- First of all, you can’t steal another companies’ name. When opening an account with a business name, you become
authorized to use that name. However, if you are not an employee of the company, then that is against the rules. Basically, don’t create false accounts. Easy enough.
- In Pinterest’s list of things not to do, which can be found on the Acceptable Use page, it states that users are not allowed to download User Content or Pinterest Content to use on their own. This includes automated scripts, spiders, robots, etc. It is also mentioned that it is against Pinterest’s policy to save and story personal information about Pinterest users. This rule was to prevent bots and automated programs to collect data throughout Pinterest about users and protect privacy in many cases.
- Recently, spammers, who have thousands of pins and boards, have invaded Pinterest. In short, the easiest way to identify a spammer is if they have a seemingly normal pin with a completely unrelated caption accompanied with a shortened or otherwise indiscernible link.
- One of the most controversial pieces in Pinterest’s Terms of Service is that the user must agree not to post User Content that is harmful. From Pinterest: “…creates a risk of harm, loss, physical or mental injury, emotional distress, death, disability, disfigurement, or physical or mental illness to yourself, to any other person, or to any animal”. This was portion was created in part to address a pro-anorexia group within Pinterest, Tumblr, and Twitter. With the ease of posting pins, these social networks banned together in an attempt to “outlaw” the viral “thin-spo” (thin-spiration) craze. There have also been groups with racy images that have been banned from Pinterest. Rule of Thumb: keep the pins G/PG.

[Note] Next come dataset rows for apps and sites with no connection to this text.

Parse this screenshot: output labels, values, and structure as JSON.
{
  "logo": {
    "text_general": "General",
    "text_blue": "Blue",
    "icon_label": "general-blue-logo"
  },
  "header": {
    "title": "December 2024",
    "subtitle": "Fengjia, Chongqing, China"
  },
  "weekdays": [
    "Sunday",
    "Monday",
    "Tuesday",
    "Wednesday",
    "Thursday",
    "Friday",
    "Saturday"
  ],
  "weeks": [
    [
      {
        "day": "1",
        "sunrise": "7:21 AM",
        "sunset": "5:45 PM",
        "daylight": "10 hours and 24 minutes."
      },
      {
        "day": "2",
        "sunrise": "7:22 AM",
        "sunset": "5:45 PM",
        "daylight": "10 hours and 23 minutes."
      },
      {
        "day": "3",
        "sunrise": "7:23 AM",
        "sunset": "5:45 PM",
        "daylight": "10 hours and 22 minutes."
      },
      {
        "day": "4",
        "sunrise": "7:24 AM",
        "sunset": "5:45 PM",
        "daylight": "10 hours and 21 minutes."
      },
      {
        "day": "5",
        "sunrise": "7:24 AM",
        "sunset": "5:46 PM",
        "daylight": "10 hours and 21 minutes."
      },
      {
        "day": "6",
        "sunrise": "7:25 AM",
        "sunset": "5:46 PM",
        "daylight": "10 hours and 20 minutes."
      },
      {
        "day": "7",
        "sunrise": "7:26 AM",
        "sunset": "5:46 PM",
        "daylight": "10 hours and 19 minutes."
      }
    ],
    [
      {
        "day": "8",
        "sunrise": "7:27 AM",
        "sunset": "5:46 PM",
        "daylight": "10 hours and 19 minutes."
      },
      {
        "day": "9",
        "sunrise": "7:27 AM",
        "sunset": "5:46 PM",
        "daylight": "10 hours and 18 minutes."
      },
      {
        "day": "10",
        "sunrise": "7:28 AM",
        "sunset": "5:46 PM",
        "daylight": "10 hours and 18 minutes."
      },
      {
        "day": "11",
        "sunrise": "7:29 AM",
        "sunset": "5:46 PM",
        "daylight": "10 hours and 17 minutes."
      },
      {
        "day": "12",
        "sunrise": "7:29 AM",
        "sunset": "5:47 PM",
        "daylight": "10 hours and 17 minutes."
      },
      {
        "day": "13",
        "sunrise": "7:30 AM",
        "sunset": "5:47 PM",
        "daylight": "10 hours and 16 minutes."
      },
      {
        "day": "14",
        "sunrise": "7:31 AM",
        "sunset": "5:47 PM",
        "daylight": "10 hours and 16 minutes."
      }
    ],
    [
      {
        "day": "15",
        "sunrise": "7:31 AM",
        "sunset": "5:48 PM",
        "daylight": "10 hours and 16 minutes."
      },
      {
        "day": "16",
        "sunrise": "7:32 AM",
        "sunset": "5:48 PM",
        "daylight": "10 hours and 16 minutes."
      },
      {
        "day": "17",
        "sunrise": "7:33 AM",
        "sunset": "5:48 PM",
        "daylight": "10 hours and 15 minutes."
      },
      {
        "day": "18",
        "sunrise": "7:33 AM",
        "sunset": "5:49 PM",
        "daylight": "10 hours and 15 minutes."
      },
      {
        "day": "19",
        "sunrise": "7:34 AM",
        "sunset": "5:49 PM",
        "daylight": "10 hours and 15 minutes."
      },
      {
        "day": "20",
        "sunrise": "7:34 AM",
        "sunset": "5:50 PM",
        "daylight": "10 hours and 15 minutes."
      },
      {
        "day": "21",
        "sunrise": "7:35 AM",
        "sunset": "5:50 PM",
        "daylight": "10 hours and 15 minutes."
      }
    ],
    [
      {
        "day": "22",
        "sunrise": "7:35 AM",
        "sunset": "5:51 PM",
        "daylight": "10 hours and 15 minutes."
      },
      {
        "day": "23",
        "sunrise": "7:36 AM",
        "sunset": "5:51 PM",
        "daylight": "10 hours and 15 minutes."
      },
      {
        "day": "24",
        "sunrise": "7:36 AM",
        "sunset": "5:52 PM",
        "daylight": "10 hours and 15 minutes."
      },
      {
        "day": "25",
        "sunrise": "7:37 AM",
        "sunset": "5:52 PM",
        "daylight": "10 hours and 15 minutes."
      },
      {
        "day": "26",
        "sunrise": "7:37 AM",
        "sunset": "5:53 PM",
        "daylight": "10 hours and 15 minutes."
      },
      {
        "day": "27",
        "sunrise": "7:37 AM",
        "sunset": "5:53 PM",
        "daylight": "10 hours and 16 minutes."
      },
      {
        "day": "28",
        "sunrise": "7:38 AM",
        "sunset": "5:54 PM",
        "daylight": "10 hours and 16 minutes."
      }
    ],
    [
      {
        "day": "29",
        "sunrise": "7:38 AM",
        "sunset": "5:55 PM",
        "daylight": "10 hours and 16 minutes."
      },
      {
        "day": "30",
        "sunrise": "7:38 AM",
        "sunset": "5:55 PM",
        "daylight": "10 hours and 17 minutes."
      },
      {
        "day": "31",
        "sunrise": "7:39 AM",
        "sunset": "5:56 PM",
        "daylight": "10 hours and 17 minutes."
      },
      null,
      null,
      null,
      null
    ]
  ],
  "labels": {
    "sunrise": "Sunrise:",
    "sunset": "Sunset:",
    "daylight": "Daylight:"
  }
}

- One of the most important things to realize about Pinterest’s Terms of Service is that once you’re gone, you’re gone FOR LIFE. So don’t get banned, because then you’ll have to hire a wedding planner.
There you have it! A few of the many Pinterest regulations broken down, but there are still a lot that have not been covered. Please check out Pinterest’s Terms of Service to make sure you knows exactly what is and isn’t allowed!
If you’re still not sure about this whole Pinterest thing, check out The Complete Idiot’s Guide to Pinterest Marketing written by Christine Martinez and Barbara Boyd and edited by Intrapromote’s Director of Social Media, Annalise Kaylor! This book will be available for sale on November 6.